    [Originally posted in the Discussions]

    It is not clear that for one circle center is A and for the other circle, center is mid point of BC. (which let us call D). The question should be worded "respectively"

  • ADMIN M0★ M1 M5

    Adding the word "respectively" would, without a doubt, clarify which center belongs to which circle. However, you can also use some intuition to figure this out. It would take more time, but the fun of proving something is worth it!

    Suppose we call the two arcs "inner" and "outer." Supposing the "inner" arc has its center as the midpoint of BC. Then BC would be a diameter of this circle. From inspection, this looks weird as it is, but you can also think about the fact that any radius should be perpendicular to a tangent line passing through its intersection point with the circle. In other words, if BC were the diameter of the "inner" arc, then it should be perpendicular to the tangent to the circle at point C. (This tangent line, by the way, appears horizontal, parallel to AB.) This tangent line, though is perpendicular to a different line, AC. This also implies that a radius to the circle containing the "inner" arc should pass through AC! And that happens to bring us to point A. So this tell us that A must be the center of the "inner" arc.

    Please let us know if this was still unclear, or if you have any more questions.

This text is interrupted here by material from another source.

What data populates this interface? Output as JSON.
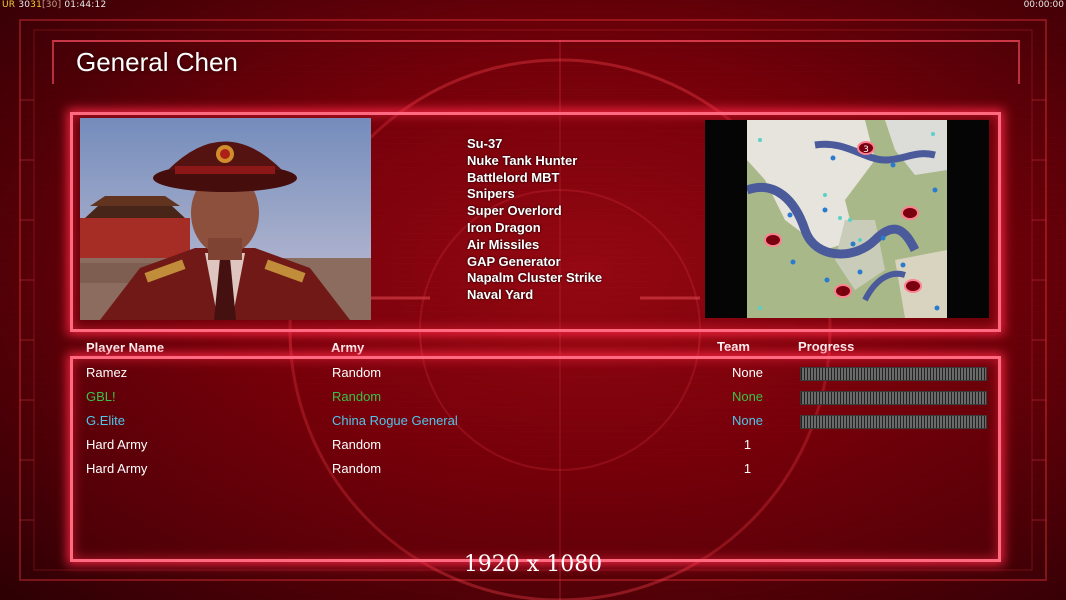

It's my pleasure to help, anytime!

    Happy Learning,

    The Daily Challenge Team